Sloan asked me to make him a pin. I was surprised, but got to shrink dinking. Except, it messed up. It didn’t uncurl all the way. I attempted to flatten it out with tweezers and the pressure of an Oxford Unabridged dictionary, but it stayed bent.
Sloan wanted to use it. He held the red and yellow mess in his hands tenderly. I snapped it from him. “You will not wear that one! I’ll try again!”
“Elizabeth, it’s fine, it doesn’t have to be perfect.”
“Yes it does. I do not make crappy crafts. That one is trash.” I tossed the offending map of China into our kitchen trash can.
Sloan teared up. “I don’t want you to throw it away. It’s fine, really.”
“Shut up. I can make you a new one. It’s not a big deal.”

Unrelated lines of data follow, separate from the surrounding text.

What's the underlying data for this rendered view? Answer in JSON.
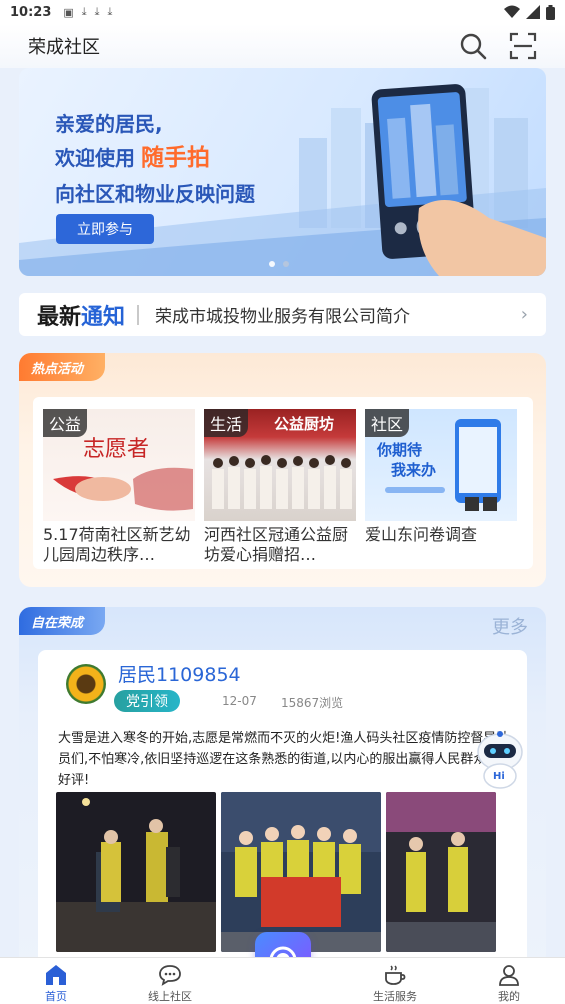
{
  "status_bar": {
    "time": "10:23",
    "notification_icons": [
      "image-icon",
      "download-icon",
      "download-icon",
      "download-icon"
    ]
  },
  "header": {
    "title": "荣成社区"
  },
  "banner": {
    "line1": "亲爱的居民,",
    "line2_prefix": "欢迎使用",
    "line2_highlight": "随手拍",
    "line3": "向社区和物业反映问题",
    "button": "立即参与",
    "colors": {
      "headline": "#2a57b8",
      "highlight": "#ff6b2c",
      "button": "#2d67d9"
    }
  },
  "notice": {
    "tag_black": "最新",
    "tag_blue": "通知",
    "text": "荣成市城投物业服务有限公司简介"
  },
  "hot": {
    "label": "热点活动",
    "cards": [
      {
        "badge": "公益",
        "title": "5.17荷南社区新艺幼儿园周边秩序…",
        "img_text": "志愿者"
      },
      {
        "badge": "生活",
        "title": "河西社区冠通公益厨坊爱心捐赠招…",
        "img_text": "公益厨坊"
      },
      {
        "badge": "社区",
        "title": "爱山东问卷调查",
        "img_text_1": "你期待",
        "img_text_2": "我来办"
      }
    ]
  },
  "zc": {
    "label": "自在荣成",
    "more": "更多",
    "post": {
      "user": "居民1109854",
      "tag": "党引领",
      "date": "12-07",
      "views": "15867浏览",
      "body": "大雪是进入寒冬的开始,志愿是常燃而不灭的火炬!渔人码头社区疫情防控督导队员们,不怕寒冷,依旧坚持巡逻在这条熟悉的街道,以内心的服出赢得人民群众的好评!"
    }
  },
  "robot": {
    "label": "Hi"
  },
  "tabbar": {
    "items": [
      {
        "label": "首页",
        "icon": "home-icon"
      },
      {
        "label": "线上社区",
        "icon": "chat-icon"
      },
      {
        "label": "生活服务",
        "icon": "coffee-icon"
      },
      {
        "label": "我的",
        "icon": "person-icon"
      }
    ],
    "active_index": 0,
    "accent": "#2a5fd6"
  }
}
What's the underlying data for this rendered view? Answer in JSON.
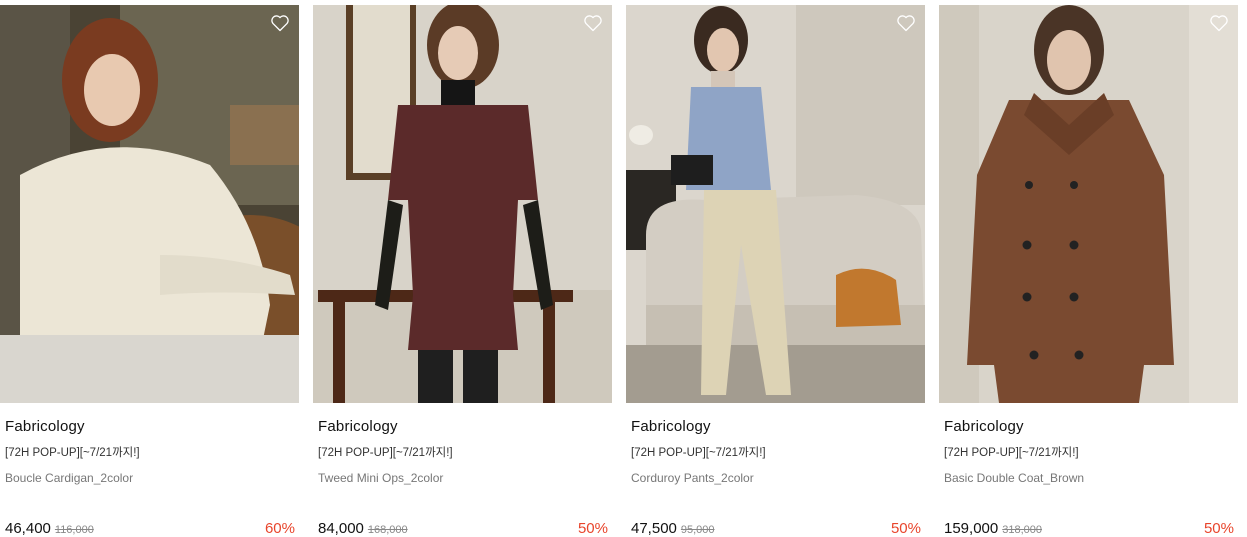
{
  "products": [
    {
      "brand": "Fabricology",
      "tag": "[72H POP-UP][~7/21까지!]",
      "name": "Boucle Cardigan_2color",
      "price": "46,400",
      "original_price": "116,000",
      "discount": "60%",
      "image_icon": "boucle-cardigan-photo",
      "wish_icon": "heart-outline-icon"
    },
    {
      "brand": "Fabricology",
      "tag": "[72H POP-UP][~7/21까지!]",
      "name": "Tweed Mini Ops_2color",
      "price": "84,000",
      "original_price": "168,000",
      "discount": "50%",
      "image_icon": "tweed-dress-photo",
      "wish_icon": "heart-outline-icon"
    },
    {
      "brand": "Fabricology",
      "tag": "[72H POP-UP][~7/21까지!]",
      "name": "Corduroy Pants_2color",
      "price": "47,500",
      "original_price": "95,000",
      "discount": "50%",
      "image_icon": "corduroy-pants-photo",
      "wish_icon": "heart-outline-icon"
    },
    {
      "brand": "Fabricology",
      "tag": "[72H POP-UP][~7/21까지!]",
      "name": "Basic Double Coat_Brown",
      "price": "159,000",
      "original_price": "318,000",
      "discount": "50%",
      "image_icon": "double-coat-photo",
      "wish_icon": "heart-outline-icon"
    }
  ],
  "colors": {
    "discount": "#e8452c",
    "price": "#111111",
    "original_price": "#888888"
  }
}
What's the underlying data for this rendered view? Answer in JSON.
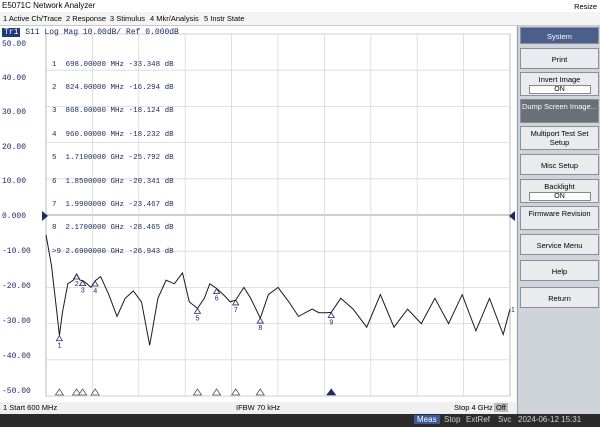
{
  "window": {
    "title": "E5071C Network Analyzer",
    "resize_label": "Resize"
  },
  "menu": [
    "1 Active Ch/Trace",
    "2 Response",
    "3 Stimulus",
    "4 Mkr/Analysis",
    "5 Instr State"
  ],
  "trace": {
    "badge": "Tr1",
    "label": "S11 Log Mag 10.00dB/ Ref 0.000dB"
  },
  "markers": [
    {
      "id": "1",
      "freq": "698.00000 MHz",
      "value": "-33.348 dB"
    },
    {
      "id": "2",
      "freq": "824.00000 MHz",
      "value": "-16.294 dB"
    },
    {
      "id": "3",
      "freq": "868.00000 MHz",
      "value": "-18.124 dB"
    },
    {
      "id": "4",
      "freq": "960.00000 MHz",
      "value": "-18.232 dB"
    },
    {
      "id": "5",
      "freq": "1.7100000 GHz",
      "value": "-25.792 dB"
    },
    {
      "id": "6",
      "freq": "1.8500000 GHz",
      "value": "-20.341 dB"
    },
    {
      "id": "7",
      "freq": "1.9900000 GHz",
      "value": "-23.467 dB"
    },
    {
      "id": "8",
      "freq": "2.1700000 GHz",
      "value": "-28.465 dB"
    },
    {
      "id": ">9",
      "freq": "2.6900000 GHz",
      "value": "-26.943 dB"
    }
  ],
  "y_ticks": [
    "50.00",
    "40.00",
    "30.00",
    "20.00",
    "10.00",
    "0.000",
    "-10.00",
    "-20.00",
    "-30.00",
    "-40.00",
    "-50.00"
  ],
  "status": {
    "start": "1  Start 600 MHz",
    "ifbw": "IFBW 70 kHz",
    "stop": "Stop 4 GHz",
    "off": "Off"
  },
  "bottom": {
    "meas": "Meas",
    "stop": "Stop",
    "extref": "ExtRef",
    "svc": "Svc",
    "datetime": "2024-06-12 15:31"
  },
  "softkeys": [
    {
      "label": "System",
      "style": "head"
    },
    {
      "label": "Print",
      "style": "normal"
    },
    {
      "label": "Invert Image",
      "sub": "ON",
      "style": "normal"
    },
    {
      "label": "Dump Screen Image...",
      "style": "dark"
    },
    {
      "label": "Multiport Test Set Setup",
      "style": "normal"
    },
    {
      "label": "Misc Setup",
      "style": "normal"
    },
    {
      "label": "Backlight",
      "sub": "ON",
      "style": "normal"
    },
    {
      "label": "Firmware Revision",
      "style": "normal"
    },
    {
      "label": "Service Menu",
      "style": "normal"
    },
    {
      "label": "Help",
      "style": "normal"
    },
    {
      "label": "Return",
      "style": "normal"
    }
  ],
  "chart_data": {
    "type": "line",
    "title": "S11 Log Mag 10.00dB/ Ref 0.000dB",
    "xlabel": "",
    "ylabel": "",
    "xlim": [
      600,
      4000
    ],
    "ylim": [
      -50,
      50
    ],
    "grid": true,
    "series": [
      {
        "x": [
          600,
          640,
          680,
          698,
          720,
          760,
          800,
          824,
          850,
          868,
          900,
          930,
          960,
          1000,
          1060,
          1120,
          1180,
          1240,
          1300,
          1360,
          1420,
          1480,
          1540,
          1600,
          1650,
          1710,
          1760,
          1800,
          1850,
          1900,
          1950,
          1990,
          2050,
          2100,
          2170,
          2230,
          2300,
          2380,
          2450,
          2550,
          2600,
          2650,
          2690,
          2760,
          2850,
          2950,
          3050,
          3150,
          3250,
          3350,
          3450,
          3550,
          3650,
          3750,
          3850,
          3950,
          4000
        ],
        "y": [
          -5.5,
          -14,
          -27,
          -33.3,
          -27,
          -19,
          -18,
          -16.3,
          -18,
          -18.1,
          -19,
          -20,
          -18.2,
          -17,
          -22,
          -28,
          -23,
          -21,
          -24,
          -36,
          -23,
          -18,
          -19,
          -16,
          -24,
          -25.8,
          -23,
          -19,
          -20.3,
          -22,
          -24,
          -23.5,
          -20,
          -23,
          -28.5,
          -22,
          -20,
          -24,
          -28,
          -26,
          -27,
          -27,
          -26.9,
          -23,
          -26,
          -31,
          -22,
          -31,
          -26,
          -30,
          -23,
          -30,
          -22,
          -32,
          -23,
          -33,
          -26
        ]
      }
    ],
    "marker_points": [
      {
        "label": "1",
        "x": 698,
        "y": -33.348
      },
      {
        "label": "2",
        "x": 824,
        "y": -16.294
      },
      {
        "label": "3",
        "x": 868,
        "y": -18.124
      },
      {
        "label": "4",
        "x": 960,
        "y": -18.232
      },
      {
        "label": "5",
        "x": 1710,
        "y": -25.792
      },
      {
        "label": "6",
        "x": 1850,
        "y": -20.341
      },
      {
        "label": "7",
        "x": 1990,
        "y": -23.467
      },
      {
        "label": "8",
        "x": 2170,
        "y": -28.465
      },
      {
        "label": "9",
        "x": 2690,
        "y": -26.943
      }
    ]
  }
}
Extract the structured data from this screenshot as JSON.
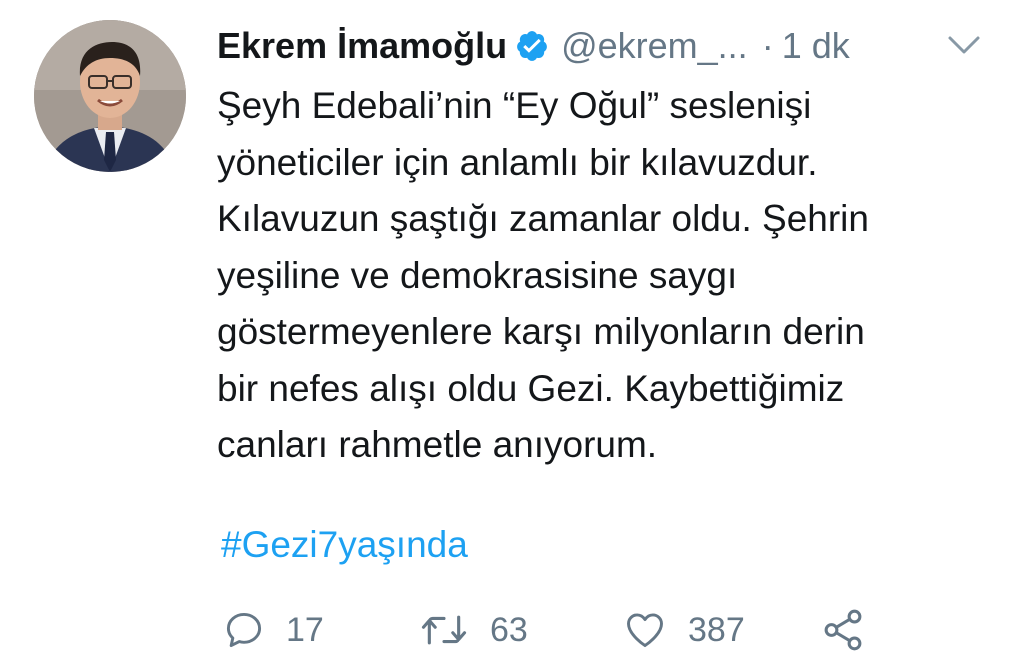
{
  "tweet": {
    "author": {
      "name": "Ekrem İmamoğlu",
      "handle": "@ekrem_...",
      "verified": true
    },
    "separator": "·",
    "time": "1 dk",
    "lines": [
      "Şeyh Edebali’nin “Ey Oğul” seslenişi",
      "yöneticiler için anlamlı bir kılavuzdur.",
      "Kılavuzun şaştığı zamanlar oldu. Şehrin",
      "yeşiline ve demokrasisine saygı",
      "göstermeyenlere karşı milyonların derin",
      "bir nefes alışı oldu Gezi. Kaybettiğimiz",
      "canları rahmetle anıyorum."
    ],
    "hashtag": "#Gezi7yaşında",
    "actions": {
      "reply": {
        "icon": "reply-icon",
        "count": "17"
      },
      "retweet": {
        "icon": "retweet-icon",
        "count": "63"
      },
      "like": {
        "icon": "heart-icon",
        "count": "387"
      },
      "share": {
        "icon": "share-icon"
      }
    }
  },
  "colors": {
    "text": "#14171a",
    "secondary": "#657786",
    "link": "#1da1f2",
    "background": "#ffffff"
  }
}
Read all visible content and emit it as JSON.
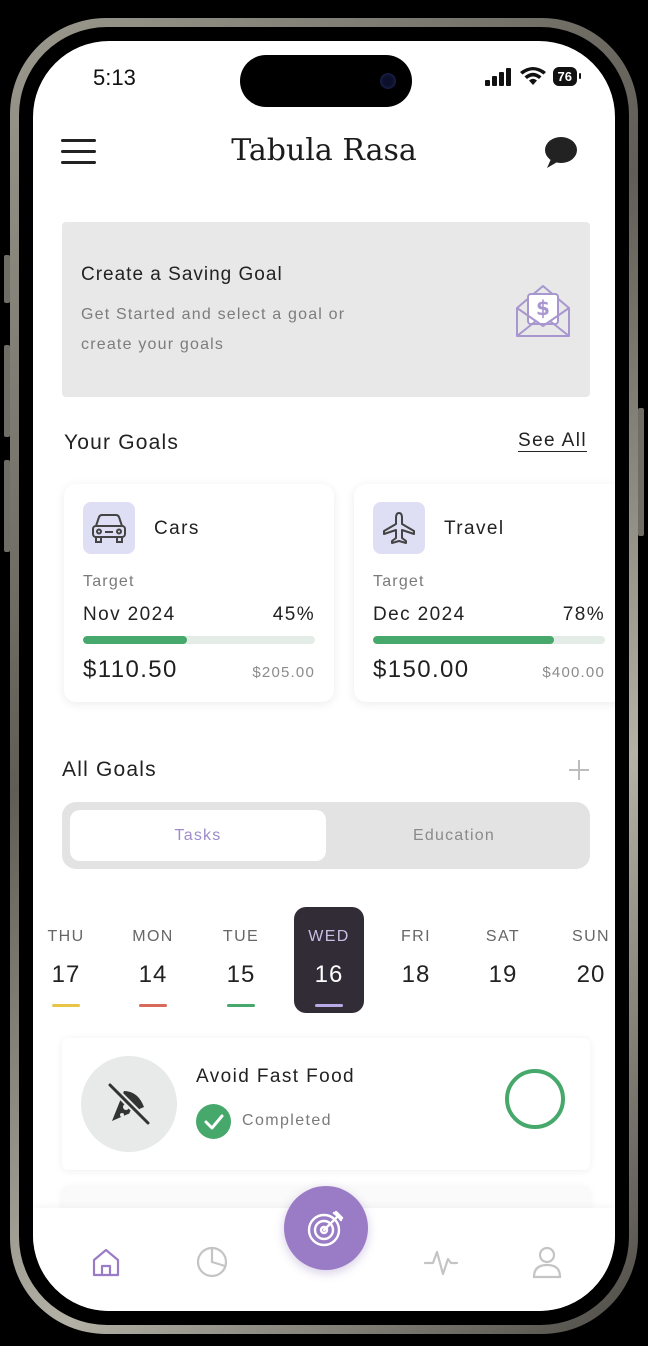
{
  "status_bar": {
    "time": "5:13",
    "battery": "76"
  },
  "header": {
    "title": "Tabula Rasa"
  },
  "create_goal": {
    "title": "Create a Saving Goal",
    "subtitle": "Get Started and select a goal or create your goals"
  },
  "your_goals": {
    "title": "Your Goals",
    "see_all": "See All",
    "cards": [
      {
        "name": "Cars",
        "target_label": "Target",
        "date": "Nov 2024",
        "percent_label": "45%",
        "progress": 0.45,
        "saved": "$110.50",
        "total": "$205.00",
        "icon": "car-icon"
      },
      {
        "name": "Travel",
        "target_label": "Target",
        "date": "Dec 2024",
        "percent_label": "78%",
        "progress": 0.78,
        "saved": "$150.00",
        "total": "$400.00",
        "icon": "airplane-icon"
      }
    ]
  },
  "all_goals": {
    "title": "All Goals",
    "tabs": [
      {
        "label": "Tasks",
        "active": true
      },
      {
        "label": "Education",
        "active": false
      }
    ]
  },
  "days": [
    {
      "label": "THU",
      "num": "17",
      "mark_color": "#e8c547"
    },
    {
      "label": "MON",
      "num": "14",
      "mark_color": "#d9695a"
    },
    {
      "label": "TUE",
      "num": "15",
      "mark_color": "#46a86a"
    },
    {
      "label": "WED",
      "num": "16",
      "mark_color": "#b6abe6",
      "active": true
    },
    {
      "label": "FRI",
      "num": "18"
    },
    {
      "label": "SAT",
      "num": "19"
    },
    {
      "label": "SUN",
      "num": "20"
    }
  ],
  "task": {
    "title": "Avoid Fast Food",
    "status": "Completed",
    "icon": "no-pizza-icon"
  },
  "colors": {
    "accent": "#9a7cc6",
    "success": "#46a86a",
    "dark": "#322c37"
  },
  "nav": [
    "home-icon",
    "pie-chart-icon",
    "target-icon",
    "activity-icon",
    "profile-icon"
  ]
}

Sloan went and snatched the tangled map from the trash. “It IS a big deal. It doesn’t have to be perfect. It is not trash. That’s what someone thought of Charlie when they saw him. That he wasn’t perfect and so they wrapped him up in a carpet and threw him away. And they would’ve thrown away Henry for being 6 weeks early and unable to breathe on his own or suck and they would’ve thrown away Grace for being addicted to drugs. Just because it is imperfect doesn’t make it trash.”
“This is a thing. Those are people. It’s different.”
Is our pursuit for perfection in our wardrobe, weight, home décor, hairstyle and work an attempt to make sure we aren’t thrown out?
Do we dismiss the imperfect? Impervious to their needs because they are different than us? Because their imperfections are more obvious? Because they haven’t learned to become such elegant white washers?
At present, the imperfect China sits on the ledge behind my kitchen sink. It reminds me what of what real grace looks like. That this world is not how it should be and yet Jesus still came for me and loves me and says I'm beautiful.
Heavenly Father, I praise you because I am fearfully and wonderfully made; your works are wonderful, I know that full well. Help me to make sure Charlie understands he is wonderfully made too.